Computer vision

WikiLeaks’ Julian Assange Can Appeal His Extradition to the US, British Court Says

WikiLeaks’ Julian Assange Can Appeal His Extradition to the US, British Court Says

WikiLeaks founder Julian Assange can appeal his extradition to the United States, a British court has said.

Two judges at the High Court in London today said Assange can officially challenge his extradition order from the United Kingdom in the long-running dispute over the leaking and publication of military secrets.

Following a two-hour hearing, at which Assange was not present due to health issues, the judges allowed Assange to appeal his extradition on freedom of speech and freedom of expression grounds. The decision, the latest in a years-long legal battle, follows a UK High Court ruling in May that asked the US government to provide more “assurances” about the conditions Assange would face if he was extradited. In that instance, the court said it required more convincing that Assange would have free speech protections, his Australian nationality would not prejudice him in any trial, and he would not later be sentenced to death.

The judges, Victoria Sharp and Jeremy Johnson, have now considered arguments from both sides on the three issues and decided to allow Assange to appeal the “assurances” about how his trial would be conducted and First Amendment grounds. (Assange’s team did not contest assurances from the US government that he would not be given the death penalty.)

The decision to grant an appeal, which will be seen as a partial win for Assange, means the long-running saga will likely extend over months to come.

Assange faces 18 charges in the US, all but one under the Espionage Act, for publishing classified information related to the US-led wars in Iraq and Afghanistan. A conviction under the act would require prosecutors to demonstrate that Assange not only obtained national defense information but released it with the intent to injure the United States—a major hurdle for US prosecutors in a case against an award-winning journalist.

Assange’s attorneys say he could face up to 175 years in prison, though US prosecutors have claimed publicly that they expect him to serve no more than five.

Prosecutors in the US allege that Assange, 52, overstepped his role as a journalist in online conversations with a source, Chelsea Manning, a former Army intelligence analyst, by allegedly offering to help the then-22-year-old private crack a hashed password that could have, hypothetically, furthered her illicit access to a classified Defense Department network.

Manning was arrested in 2010 on suspicion of having leaked purportedly classified footage of a US airstrike in Baghdad. The damning video, which came to be known as Collateral Murder, depicted a helicopter attack in which at least 12 civilians, including two Reuters journalists, were gunned down. (The Pentagon later assessed that the footage was not, in fact, classified.)

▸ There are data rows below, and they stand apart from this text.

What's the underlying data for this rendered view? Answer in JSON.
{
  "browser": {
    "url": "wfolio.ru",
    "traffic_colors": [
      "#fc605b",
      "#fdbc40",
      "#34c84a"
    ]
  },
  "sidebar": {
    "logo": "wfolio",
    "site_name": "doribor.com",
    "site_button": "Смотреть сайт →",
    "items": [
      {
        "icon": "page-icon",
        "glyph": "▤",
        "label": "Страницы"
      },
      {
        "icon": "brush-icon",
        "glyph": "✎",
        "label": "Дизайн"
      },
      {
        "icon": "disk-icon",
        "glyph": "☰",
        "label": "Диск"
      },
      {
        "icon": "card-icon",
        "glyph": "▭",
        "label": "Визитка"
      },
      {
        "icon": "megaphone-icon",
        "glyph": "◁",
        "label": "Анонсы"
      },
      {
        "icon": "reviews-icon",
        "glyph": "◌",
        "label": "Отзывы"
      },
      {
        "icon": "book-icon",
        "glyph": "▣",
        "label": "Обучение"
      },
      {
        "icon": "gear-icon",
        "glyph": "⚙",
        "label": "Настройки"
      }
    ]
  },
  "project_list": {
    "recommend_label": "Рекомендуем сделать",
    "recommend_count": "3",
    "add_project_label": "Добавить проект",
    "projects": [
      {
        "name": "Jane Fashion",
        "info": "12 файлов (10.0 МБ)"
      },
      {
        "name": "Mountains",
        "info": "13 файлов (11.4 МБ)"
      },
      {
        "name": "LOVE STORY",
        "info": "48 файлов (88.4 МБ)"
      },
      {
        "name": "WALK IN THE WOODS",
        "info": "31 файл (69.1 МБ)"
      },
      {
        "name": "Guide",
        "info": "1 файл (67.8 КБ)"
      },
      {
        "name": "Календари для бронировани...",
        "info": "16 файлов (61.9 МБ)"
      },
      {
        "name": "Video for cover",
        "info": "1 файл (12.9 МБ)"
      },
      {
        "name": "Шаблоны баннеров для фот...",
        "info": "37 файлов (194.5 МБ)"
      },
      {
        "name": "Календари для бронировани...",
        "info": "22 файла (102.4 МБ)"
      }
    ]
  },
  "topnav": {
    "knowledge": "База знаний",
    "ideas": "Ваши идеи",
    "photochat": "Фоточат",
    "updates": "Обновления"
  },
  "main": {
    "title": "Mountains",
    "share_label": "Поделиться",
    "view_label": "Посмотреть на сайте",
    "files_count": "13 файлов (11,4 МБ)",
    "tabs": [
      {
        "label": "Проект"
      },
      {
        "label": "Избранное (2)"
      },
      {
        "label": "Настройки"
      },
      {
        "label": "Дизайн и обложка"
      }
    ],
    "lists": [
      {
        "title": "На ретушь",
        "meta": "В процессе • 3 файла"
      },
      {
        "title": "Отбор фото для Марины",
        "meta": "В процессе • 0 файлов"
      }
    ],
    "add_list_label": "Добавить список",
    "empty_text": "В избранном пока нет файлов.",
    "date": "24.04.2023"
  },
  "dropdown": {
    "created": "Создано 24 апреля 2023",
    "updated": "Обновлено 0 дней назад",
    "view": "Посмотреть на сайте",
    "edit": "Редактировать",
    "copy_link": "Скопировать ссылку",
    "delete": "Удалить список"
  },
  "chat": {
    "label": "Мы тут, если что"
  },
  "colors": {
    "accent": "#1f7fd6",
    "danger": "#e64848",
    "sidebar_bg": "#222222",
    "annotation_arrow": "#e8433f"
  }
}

Manning, who spent more than a year and a half in pretrial confinement, confessed in 2013 to leaking more than 750,000 documents. A third of the cache were diplomatic cables that, while portrayed as highly damaging by the Obama administration, were in large part simply embarrassing for US diplomats, who wrote candidly about the behavior of foreign leaders in their reports back home.

WikiLeaks' Julian Assange Can Appeal His Extradition to the US, British Court Says

Source link